Another justification for organic food is that it is more sustainable and environmentally friendly. Those myths, too, already have been exposed, but a new paper in PLoS ONE puts another nail into the coffin.

The authors obtained data from crop yield surveys conducted by the USDA in 2014. To control for the influence of geography, they paired the data so that crop yields could only be compared for farmers who lived in the same state. (For example, organic grape growers in Washington State could only be compared with conventional grape growers who also farmed in Washington.) What did they find?

As suspected, organic farms are not as productive as conventional ones. In fact, the overall average is that organic farming produces 20% fewer crops. (See figures below.)

Credit: Kniss AR et al., PLoS ONE, 2016. doi: 10.1371/journal.pone.0161673 Credit: Kniss AR et al., PLoS ONE, 2016. doi: 10.1371/journal.pone.0161673
Credit: Kniss AR et al., PLoS ONE, 2016. doi: 10.1371/journal.pone.0161673 Credit: Kniss AR et al., PLoS ONE, 2016. doi: 10.1371/journal.pone.0161673

As shown above, with the exception of hay and possibly peaches, organic crops were produced at substantially lower yields than their conventional counterparts. Organic farms produced roughly 1/3 less wheat and soybean, both important staple crops. Potato production on organic farms was a whopping 62% lower.

This violates the very notion of sustainability. An inefficient food production system that cannot feed everybody is, by definition, not sustainable. The authors also underscore this point by noting that "if all US wheat production were grown organically, an additional 12.4 million hectares (30.6 million acres) would be needed to match 2014 production levels." That's hardly environmentally friendly. Extrapolate those numbers out to the rest of the globe, and one can easily see how organic farming is unsuitable.
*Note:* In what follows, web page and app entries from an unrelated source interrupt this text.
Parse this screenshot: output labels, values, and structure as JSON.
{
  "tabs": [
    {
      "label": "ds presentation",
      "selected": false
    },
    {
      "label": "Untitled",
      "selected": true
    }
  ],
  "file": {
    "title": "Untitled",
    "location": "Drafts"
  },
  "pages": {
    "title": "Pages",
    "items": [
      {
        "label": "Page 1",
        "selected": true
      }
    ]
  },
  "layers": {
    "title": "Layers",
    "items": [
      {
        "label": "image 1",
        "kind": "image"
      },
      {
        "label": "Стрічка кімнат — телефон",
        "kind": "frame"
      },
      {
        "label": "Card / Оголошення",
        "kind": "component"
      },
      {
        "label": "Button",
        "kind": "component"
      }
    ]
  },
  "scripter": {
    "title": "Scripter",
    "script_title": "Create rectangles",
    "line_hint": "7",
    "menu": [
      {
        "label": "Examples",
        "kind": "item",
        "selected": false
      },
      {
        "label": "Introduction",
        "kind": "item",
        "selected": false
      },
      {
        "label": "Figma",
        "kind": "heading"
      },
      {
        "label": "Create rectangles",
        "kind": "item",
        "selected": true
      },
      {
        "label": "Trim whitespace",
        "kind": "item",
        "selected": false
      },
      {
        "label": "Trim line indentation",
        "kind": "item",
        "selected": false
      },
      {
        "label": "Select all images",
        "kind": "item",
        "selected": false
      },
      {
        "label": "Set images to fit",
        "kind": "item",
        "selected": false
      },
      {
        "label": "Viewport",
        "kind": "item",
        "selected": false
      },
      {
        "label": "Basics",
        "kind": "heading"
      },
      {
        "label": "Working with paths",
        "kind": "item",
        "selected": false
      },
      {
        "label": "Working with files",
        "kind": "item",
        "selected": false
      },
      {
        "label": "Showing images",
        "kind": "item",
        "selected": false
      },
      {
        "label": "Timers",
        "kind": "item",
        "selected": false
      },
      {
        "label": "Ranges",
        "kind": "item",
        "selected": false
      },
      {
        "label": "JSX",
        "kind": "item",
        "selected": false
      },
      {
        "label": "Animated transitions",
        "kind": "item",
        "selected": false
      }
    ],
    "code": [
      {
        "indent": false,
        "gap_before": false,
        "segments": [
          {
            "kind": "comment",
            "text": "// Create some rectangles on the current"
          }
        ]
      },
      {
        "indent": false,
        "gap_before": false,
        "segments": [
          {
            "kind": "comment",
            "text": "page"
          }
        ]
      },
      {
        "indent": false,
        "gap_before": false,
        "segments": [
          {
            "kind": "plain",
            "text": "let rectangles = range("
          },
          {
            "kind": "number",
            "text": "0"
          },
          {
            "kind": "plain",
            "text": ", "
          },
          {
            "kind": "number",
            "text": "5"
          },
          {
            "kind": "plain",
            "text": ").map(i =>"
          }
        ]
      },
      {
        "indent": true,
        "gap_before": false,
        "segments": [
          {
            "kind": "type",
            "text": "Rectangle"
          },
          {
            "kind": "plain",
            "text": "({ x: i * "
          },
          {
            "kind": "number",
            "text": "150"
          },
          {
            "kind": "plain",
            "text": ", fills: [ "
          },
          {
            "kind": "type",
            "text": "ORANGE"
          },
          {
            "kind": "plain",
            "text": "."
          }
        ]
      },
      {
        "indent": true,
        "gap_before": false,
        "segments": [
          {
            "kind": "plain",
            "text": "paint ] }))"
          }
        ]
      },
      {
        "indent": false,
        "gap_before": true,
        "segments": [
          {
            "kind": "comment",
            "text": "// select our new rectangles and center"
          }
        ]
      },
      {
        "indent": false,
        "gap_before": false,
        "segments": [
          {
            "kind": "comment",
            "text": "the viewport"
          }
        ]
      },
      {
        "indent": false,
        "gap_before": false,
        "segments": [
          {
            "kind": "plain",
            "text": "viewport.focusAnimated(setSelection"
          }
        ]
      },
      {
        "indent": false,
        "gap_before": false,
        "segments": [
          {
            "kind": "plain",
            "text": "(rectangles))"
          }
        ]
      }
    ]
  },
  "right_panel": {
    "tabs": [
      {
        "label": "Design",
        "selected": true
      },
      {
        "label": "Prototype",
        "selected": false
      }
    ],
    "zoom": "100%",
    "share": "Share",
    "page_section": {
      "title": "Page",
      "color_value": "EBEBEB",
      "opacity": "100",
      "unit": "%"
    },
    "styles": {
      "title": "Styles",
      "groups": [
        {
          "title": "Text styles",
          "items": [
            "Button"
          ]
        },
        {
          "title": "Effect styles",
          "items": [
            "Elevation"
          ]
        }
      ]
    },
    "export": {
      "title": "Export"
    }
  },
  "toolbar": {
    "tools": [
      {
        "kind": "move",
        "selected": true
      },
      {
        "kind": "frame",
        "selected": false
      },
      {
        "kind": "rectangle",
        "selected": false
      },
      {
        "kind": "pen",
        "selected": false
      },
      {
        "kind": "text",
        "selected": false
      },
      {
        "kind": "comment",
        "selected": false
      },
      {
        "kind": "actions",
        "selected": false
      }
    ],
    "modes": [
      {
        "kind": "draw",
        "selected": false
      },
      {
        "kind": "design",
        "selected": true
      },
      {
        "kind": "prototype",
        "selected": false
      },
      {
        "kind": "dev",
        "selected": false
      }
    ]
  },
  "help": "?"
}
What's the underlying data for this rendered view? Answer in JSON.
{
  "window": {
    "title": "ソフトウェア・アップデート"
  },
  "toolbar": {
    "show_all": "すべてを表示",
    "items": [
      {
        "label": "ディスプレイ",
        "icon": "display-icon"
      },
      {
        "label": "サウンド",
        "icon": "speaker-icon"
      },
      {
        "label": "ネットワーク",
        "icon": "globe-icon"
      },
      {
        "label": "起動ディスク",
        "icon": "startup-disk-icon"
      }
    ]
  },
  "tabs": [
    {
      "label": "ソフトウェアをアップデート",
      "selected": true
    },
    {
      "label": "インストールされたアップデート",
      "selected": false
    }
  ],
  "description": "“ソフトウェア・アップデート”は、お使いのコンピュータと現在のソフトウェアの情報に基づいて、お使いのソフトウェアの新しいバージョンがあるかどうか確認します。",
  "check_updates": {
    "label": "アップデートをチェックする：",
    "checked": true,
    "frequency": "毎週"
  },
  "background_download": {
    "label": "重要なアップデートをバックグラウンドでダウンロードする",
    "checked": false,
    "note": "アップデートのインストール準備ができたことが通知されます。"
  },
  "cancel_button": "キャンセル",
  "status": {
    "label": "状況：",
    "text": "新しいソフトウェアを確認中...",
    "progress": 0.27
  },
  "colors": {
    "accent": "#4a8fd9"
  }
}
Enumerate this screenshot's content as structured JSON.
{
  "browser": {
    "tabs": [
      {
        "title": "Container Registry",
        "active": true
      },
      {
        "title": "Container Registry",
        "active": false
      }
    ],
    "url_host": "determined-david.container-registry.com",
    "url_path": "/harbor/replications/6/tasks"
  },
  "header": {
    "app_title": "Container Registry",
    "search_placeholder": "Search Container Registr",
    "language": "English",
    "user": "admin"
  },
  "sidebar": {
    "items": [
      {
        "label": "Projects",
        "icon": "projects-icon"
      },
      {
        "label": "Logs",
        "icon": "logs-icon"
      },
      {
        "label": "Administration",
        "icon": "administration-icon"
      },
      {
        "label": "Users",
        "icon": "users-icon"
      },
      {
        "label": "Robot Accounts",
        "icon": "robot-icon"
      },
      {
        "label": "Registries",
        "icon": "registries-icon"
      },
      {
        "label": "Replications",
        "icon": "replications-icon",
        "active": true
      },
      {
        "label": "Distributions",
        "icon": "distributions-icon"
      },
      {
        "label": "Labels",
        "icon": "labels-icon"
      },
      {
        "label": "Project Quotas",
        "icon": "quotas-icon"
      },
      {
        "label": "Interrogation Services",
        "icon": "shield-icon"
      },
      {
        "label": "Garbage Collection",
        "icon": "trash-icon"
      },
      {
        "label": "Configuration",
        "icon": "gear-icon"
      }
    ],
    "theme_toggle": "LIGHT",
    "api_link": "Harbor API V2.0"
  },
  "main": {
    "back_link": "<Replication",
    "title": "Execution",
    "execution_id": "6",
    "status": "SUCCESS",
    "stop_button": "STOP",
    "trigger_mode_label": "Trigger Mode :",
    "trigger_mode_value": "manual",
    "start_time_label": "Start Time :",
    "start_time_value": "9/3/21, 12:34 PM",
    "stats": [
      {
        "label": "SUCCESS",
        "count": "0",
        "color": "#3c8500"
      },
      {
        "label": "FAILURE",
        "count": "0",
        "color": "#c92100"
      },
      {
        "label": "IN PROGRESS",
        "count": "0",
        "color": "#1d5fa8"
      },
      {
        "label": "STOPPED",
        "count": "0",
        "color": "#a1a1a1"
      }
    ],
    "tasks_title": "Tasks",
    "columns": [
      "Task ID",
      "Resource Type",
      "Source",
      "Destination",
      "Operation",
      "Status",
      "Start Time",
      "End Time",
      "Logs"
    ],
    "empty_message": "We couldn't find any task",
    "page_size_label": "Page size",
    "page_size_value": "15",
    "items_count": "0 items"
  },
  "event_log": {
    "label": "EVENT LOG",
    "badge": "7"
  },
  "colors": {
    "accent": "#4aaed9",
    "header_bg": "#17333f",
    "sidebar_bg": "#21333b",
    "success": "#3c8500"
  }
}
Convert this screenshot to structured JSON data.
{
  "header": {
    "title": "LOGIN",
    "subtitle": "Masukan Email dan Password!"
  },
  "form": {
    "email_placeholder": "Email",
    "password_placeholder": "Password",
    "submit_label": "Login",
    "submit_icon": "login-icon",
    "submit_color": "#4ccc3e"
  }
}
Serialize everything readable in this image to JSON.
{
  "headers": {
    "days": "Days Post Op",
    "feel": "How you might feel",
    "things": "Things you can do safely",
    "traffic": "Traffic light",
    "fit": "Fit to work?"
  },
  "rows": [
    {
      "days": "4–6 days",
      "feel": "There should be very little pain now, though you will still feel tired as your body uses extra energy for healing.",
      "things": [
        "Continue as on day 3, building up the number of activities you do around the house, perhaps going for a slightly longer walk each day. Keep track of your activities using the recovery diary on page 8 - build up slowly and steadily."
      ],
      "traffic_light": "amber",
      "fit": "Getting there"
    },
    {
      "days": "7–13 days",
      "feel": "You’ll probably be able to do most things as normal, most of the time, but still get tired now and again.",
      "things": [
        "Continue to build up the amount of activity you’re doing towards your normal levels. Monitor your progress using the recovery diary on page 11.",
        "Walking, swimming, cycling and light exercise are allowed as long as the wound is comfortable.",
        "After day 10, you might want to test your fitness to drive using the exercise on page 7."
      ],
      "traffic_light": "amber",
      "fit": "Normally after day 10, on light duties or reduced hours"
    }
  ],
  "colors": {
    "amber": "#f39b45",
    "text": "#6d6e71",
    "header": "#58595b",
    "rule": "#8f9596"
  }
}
Dr. Steve Savage, purveyor of the blog Applied Mythology and co-author of the paper, said in an email to ACSH that it would be a "bad idea to expand organic to any great extent" because of the gap in crop yield.

Despite the mountain of evidence showing that organic food is basically a gigantic consumer fraud, what explains its increasing popularity? From a farmer's perspective, he or she can sell the same crop for a higher price. And from the consumer's perspective, the most likely explanation is the placebo effect. Rich people feel good when they eat organic placebos. Organic food, in other words, is a luxury. And it's a luxury poor people in the developing world simply cannot afford.

Source: Kniss AR, Savage SD, Jabbour R. "Commercial Crop Yields Reveal Strengths and Weaknesses for Organic Agriculture in the United States." PLoS ONE 11(8): e0161673. Published: 23-Aug-2016. doi: 10.1371/ journal.pone.0161673

*Don't believe it? Watch this video of people praising the taste and quality of "organic" food that was actually just items purchased from McDonald's.